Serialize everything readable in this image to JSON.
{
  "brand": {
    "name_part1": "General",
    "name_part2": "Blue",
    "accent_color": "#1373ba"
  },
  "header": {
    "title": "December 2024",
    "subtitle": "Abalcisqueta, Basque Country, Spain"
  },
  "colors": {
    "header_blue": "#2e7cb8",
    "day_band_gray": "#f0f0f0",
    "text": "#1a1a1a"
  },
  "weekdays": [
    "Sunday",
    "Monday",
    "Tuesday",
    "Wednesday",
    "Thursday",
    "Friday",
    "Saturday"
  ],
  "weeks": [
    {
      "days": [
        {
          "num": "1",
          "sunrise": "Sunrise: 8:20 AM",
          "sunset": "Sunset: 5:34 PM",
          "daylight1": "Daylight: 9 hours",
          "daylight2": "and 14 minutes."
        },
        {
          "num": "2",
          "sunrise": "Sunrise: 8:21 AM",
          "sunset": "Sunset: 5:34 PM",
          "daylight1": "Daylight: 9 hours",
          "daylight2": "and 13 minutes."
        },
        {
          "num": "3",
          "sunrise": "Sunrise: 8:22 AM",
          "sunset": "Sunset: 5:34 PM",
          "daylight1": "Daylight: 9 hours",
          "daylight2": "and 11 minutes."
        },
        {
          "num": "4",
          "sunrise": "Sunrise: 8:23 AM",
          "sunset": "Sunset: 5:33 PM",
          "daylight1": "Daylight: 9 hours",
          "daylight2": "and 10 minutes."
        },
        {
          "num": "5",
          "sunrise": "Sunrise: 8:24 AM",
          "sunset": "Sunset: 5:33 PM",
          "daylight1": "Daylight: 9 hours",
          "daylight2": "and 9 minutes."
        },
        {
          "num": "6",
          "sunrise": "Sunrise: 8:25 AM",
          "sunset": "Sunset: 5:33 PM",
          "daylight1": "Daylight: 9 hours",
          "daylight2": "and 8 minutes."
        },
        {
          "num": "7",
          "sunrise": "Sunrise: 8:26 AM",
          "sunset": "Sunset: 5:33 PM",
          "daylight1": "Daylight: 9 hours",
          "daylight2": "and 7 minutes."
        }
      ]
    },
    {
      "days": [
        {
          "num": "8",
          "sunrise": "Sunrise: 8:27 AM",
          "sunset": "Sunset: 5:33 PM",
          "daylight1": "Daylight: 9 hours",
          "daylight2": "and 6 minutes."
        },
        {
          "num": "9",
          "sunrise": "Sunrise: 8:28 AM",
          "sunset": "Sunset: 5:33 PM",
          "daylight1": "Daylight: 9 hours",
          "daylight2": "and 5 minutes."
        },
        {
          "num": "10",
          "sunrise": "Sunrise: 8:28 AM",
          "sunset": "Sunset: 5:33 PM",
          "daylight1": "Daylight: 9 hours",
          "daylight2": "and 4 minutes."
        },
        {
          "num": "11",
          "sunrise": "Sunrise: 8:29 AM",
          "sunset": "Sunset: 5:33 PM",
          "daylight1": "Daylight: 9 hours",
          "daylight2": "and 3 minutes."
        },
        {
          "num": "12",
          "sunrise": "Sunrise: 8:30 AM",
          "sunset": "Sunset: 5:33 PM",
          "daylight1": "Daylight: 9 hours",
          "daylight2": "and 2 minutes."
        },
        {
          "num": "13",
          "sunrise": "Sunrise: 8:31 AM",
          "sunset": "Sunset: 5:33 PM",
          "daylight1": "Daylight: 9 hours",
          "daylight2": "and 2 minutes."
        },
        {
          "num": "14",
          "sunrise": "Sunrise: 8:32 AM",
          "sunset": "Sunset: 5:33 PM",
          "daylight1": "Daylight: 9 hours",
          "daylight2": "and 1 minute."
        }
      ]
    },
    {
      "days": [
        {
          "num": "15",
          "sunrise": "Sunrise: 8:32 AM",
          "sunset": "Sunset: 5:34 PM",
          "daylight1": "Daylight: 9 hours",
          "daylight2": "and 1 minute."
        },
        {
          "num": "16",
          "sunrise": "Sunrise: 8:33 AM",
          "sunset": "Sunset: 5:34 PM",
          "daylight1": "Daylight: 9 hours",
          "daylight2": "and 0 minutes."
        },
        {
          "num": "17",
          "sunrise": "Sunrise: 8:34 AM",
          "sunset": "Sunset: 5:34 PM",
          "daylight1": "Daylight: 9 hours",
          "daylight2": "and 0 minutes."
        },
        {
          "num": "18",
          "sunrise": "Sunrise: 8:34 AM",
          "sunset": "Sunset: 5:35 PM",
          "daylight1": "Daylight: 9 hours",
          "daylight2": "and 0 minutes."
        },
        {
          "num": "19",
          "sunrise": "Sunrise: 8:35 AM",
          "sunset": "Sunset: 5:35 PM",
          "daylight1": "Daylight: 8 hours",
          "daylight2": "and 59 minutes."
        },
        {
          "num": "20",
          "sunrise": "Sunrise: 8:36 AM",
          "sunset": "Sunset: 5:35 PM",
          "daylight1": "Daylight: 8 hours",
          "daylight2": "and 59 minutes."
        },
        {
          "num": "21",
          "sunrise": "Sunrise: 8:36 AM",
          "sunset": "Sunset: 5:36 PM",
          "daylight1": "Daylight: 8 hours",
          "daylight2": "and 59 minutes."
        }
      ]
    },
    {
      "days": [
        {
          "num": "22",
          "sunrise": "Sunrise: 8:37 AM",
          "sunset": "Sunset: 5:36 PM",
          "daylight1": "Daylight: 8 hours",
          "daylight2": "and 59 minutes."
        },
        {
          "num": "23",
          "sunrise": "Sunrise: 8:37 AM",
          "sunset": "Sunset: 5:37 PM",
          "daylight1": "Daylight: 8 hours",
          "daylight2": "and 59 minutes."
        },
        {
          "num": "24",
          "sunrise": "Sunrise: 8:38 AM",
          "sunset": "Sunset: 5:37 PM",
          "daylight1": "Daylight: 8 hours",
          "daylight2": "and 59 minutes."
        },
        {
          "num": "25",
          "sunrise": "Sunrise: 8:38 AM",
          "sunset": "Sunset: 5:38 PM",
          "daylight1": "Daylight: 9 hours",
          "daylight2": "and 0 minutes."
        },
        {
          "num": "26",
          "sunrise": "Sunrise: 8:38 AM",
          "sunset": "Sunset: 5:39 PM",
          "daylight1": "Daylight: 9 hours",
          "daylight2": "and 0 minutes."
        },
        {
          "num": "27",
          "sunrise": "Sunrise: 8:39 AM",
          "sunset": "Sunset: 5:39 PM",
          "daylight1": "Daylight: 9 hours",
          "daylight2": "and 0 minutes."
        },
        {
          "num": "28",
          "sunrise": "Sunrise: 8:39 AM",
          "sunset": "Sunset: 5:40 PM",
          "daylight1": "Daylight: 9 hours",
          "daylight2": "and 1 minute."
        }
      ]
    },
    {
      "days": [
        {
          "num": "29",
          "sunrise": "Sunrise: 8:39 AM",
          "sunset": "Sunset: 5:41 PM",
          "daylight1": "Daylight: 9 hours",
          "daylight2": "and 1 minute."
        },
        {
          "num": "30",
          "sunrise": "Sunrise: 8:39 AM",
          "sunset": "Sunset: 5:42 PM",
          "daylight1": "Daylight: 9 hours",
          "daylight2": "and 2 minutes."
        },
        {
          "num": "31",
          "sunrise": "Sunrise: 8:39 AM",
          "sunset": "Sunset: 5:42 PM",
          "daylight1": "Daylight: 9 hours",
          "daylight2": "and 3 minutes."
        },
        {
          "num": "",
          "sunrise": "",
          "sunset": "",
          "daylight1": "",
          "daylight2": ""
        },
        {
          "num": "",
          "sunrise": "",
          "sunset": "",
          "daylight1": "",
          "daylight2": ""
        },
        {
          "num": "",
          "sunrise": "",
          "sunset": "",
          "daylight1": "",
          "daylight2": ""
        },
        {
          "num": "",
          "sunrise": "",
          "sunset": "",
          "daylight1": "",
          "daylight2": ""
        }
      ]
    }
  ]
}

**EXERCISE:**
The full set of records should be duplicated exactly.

**THE COMPLETED TASK:**
Serialize everything readable in this image to JSON.
{
  "brand": {
    "name_part1": "General",
    "name_part2": "Blue",
    "accent_color": "#1373ba"
  },
  "header": {
    "title": "December 2024",
    "subtitle": "Abalcisqueta, Basque Country, Spain"
  },
  "colors": {
    "header_blue": "#2e7cb8",
    "day_band_gray": "#f0f0f0",
    "text": "#1a1a1a"
  },
  "weekdays": [
    "Sunday",
    "Monday",
    "Tuesday",
    "Wednesday",
    "Thursday",
    "Friday",
    "Saturday"
  ],
  "weeks": [
    {
      "days": [
        {
          "num": "1",
          "sunrise": "Sunrise: 8:20 AM",
          "sunset": "Sunset: 5:34 PM",
          "daylight1": "Daylight: 9 hours",
          "daylight2": "and 14 minutes."
        },
        {
          "num": "2",
          "sunrise": "Sunrise: 8:21 AM",
          "sunset": "Sunset: 5:34 PM",
          "daylight1": "Daylight: 9 hours",
          "daylight2": "and 13 minutes."
        },
        {
          "num": "3",
          "sunrise": "Sunrise: 8:22 AM",
          "sunset": "Sunset: 5:34 PM",
          "daylight1": "Daylight: 9 hours",
          "daylight2": "and 11 minutes."
        },
        {
          "num": "4",
          "sunrise": "Sunrise: 8:23 AM",
          "sunset": "Sunset: 5:33 PM",
          "daylight1": "Daylight: 9 hours",
          "daylight2": "and 10 minutes."
        },
        {
          "num": "5",
          "sunrise": "Sunrise: 8:24 AM",
          "sunset": "Sunset: 5:33 PM",
          "daylight1": "Daylight: 9 hours",
          "daylight2": "and 9 minutes."
        },
        {
          "num": "6",
          "sunrise": "Sunrise: 8:25 AM",
          "sunset": "Sunset: 5:33 PM",
          "daylight1": "Daylight: 9 hours",
          "daylight2": "and 8 minutes."
        },
        {
          "num": "7",
          "sunrise": "Sunrise: 8:26 AM",
          "sunset": "Sunset: 5:33 PM",
          "daylight1": "Daylight: 9 hours",
          "daylight2": "and 7 minutes."
        }
      ]
    },
    {
      "days": [
        {
          "num": "8",
          "sunrise": "Sunrise: 8:27 AM",
          "sunset": "Sunset: 5:33 PM",
          "daylight1": "Daylight: 9 hours",
          "daylight2": "and 6 minutes."
        },
        {
          "num": "9",
          "sunrise": "Sunrise: 8:28 AM",
          "sunset": "Sunset: 5:33 PM",
          "daylight1": "Daylight: 9 hours",
          "daylight2": "and 5 minutes."
        },
        {
          "num": "10",
          "sunrise": "Sunrise: 8:28 AM",
          "sunset": "Sunset: 5:33 PM",
          "daylight1": "Daylight: 9 hours",
          "daylight2": "and 4 minutes."
        },
        {
          "num": "11",
          "sunrise": "Sunrise: 8:29 AM",
          "sunset": "Sunset: 5:33 PM",
          "daylight1": "Daylight: 9 hours",
          "daylight2": "and 3 minutes."
        },
        {
          "num": "12",
          "sunrise": "Sunrise: 8:30 AM",
          "sunset": "Sunset: 5:33 PM",
          "daylight1": "Daylight: 9 hours",
          "daylight2": "and 2 minutes."
        },
        {
          "num": "13",
          "sunrise": "Sunrise: 8:31 AM",
          "sunset": "Sunset: 5:33 PM",
          "daylight1": "Daylight: 9 hours",
          "daylight2": "and 2 minutes."
        },
        {
          "num": "14",
          "sunrise": "Sunrise: 8:32 AM",
          "sunset": "Sunset: 5:33 PM",
          "daylight1": "Daylight: 9 hours",
          "daylight2": "and 1 minute."
        }
      ]
    },
    {
      "days": [
        {
          "num": "15",
          "sunrise": "Sunrise: 8:32 AM",
          "sunset": "Sunset: 5:34 PM",
          "daylight1": "Daylight: 9 hours",
          "daylight2": "and 1 minute."
        },
        {
          "num": "16",
          "sunrise": "Sunrise: 8:33 AM",
          "sunset": "Sunset: 5:34 PM",
          "daylight1": "Daylight: 9 hours",
          "daylight2": "and 0 minutes."
        },
        {
          "num": "17",
          "sunrise": "Sunrise: 8:34 AM",
          "sunset": "Sunset: 5:34 PM",
          "daylight1": "Daylight: 9 hours",
          "daylight2": "and 0 minutes."
        },
        {
          "num": "18",
          "sunrise": "Sunrise: 8:34 AM",
          "sunset": "Sunset: 5:35 PM",
          "daylight1": "Daylight: 9 hours",
          "daylight2": "and 0 minutes."
        },
        {
          "num": "19",
          "sunrise": "Sunrise: 8:35 AM",
          "sunset": "Sunset: 5:35 PM",
          "daylight1": "Daylight: 8 hours",
          "daylight2": "and 59 minutes."
        },
        {
          "num": "20",
          "sunrise": "Sunrise: 8:36 AM",
          "sunset": "Sunset: 5:35 PM",
          "daylight1": "Daylight: 8 hours",
          "daylight2": "and 59 minutes."
        },
        {
          "num": "21",
          "sunrise": "Sunrise: 8:36 AM",
          "sunset": "Sunset: 5:36 PM",
          "daylight1": "Daylight: 8 hours",
          "daylight2": "and 59 minutes."
        }
      ]
    },
    {
      "days": [
        {
          "num": "22",
          "sunrise": "Sunrise: 8:37 AM",
          "sunset": "Sunset: 5:36 PM",
          "daylight1": "Daylight: 8 hours",
          "daylight2": "and 59 minutes."
        },
        {
          "num": "23",
          "sunrise": "Sunrise: 8:37 AM",
          "sunset": "Sunset: 5:37 PM",
          "daylight1": "Daylight: 8 hours",
          "daylight2": "and 59 minutes."
        },
        {
          "num": "24",
          "sunrise": "Sunrise: 8:38 AM",
          "sunset": "Sunset: 5:37 PM",
          "daylight1": "Daylight: 8 hours",
          "daylight2": "and 59 minutes."
        },
        {
          "num": "25",
          "sunrise": "Sunrise: 8:38 AM",
          "sunset": "Sunset: 5:38 PM",
          "daylight1": "Daylight: 9 hours",
          "daylight2": "and 0 minutes."
        },
        {
          "num": "26",
          "sunrise": "Sunrise: 8:38 AM",
          "sunset": "Sunset: 5:39 PM",
          "daylight1": "Daylight: 9 hours",
          "daylight2": "and 0 minutes."
        },
        {
          "num": "27",
          "sunrise": "Sunrise: 8:39 AM",
          "sunset": "Sunset: 5:39 PM",
          "daylight1": "Daylight: 9 hours",
          "daylight2": "and 0 minutes."
        },
        {
          "num": "28",
          "sunrise": "Sunrise: 8:39 AM",
          "sunset": "Sunset: 5:40 PM",
          "daylight1": "Daylight: 9 hours",
          "daylight2": "and 1 minute."
        }
      ]
    },
    {
      "days": [
        {
          "num": "29",
          "sunrise": "Sunrise: 8:39 AM",
          "sunset": "Sunset: 5:41 PM",
          "daylight1": "Daylight: 9 hours",
          "daylight2": "and 1 minute."
        },
        {
          "num": "30",
          "sunrise": "Sunrise: 8:39 AM",
          "sunset": "Sunset: 5:42 PM",
          "daylight1": "Daylight: 9 hours",
          "daylight2": "and 2 minutes."
        },
        {
          "num": "31",
          "sunrise": "Sunrise: 8:39 AM",
          "sunset": "Sunset: 5:42 PM",
          "daylight1": "Daylight: 9 hours",
          "daylight2": "and 3 minutes."
        },
        {
          "num": "",
          "sunrise": "",
          "sunset": "",
          "daylight1": "",
          "daylight2": ""
        },
        {
          "num": "",
          "sunrise": "",
          "sunset": "",
          "daylight1": "",
          "daylight2": ""
        },
        {
          "num": "",
          "sunrise": "",
          "sunset": "",
          "daylight1": "",
          "daylight2": ""
        },
        {
          "num": "",
          "sunrise": "",
          "sunset": "",
          "daylight1": "",
          "daylight2": ""
        }
      ]
    }
  ]
}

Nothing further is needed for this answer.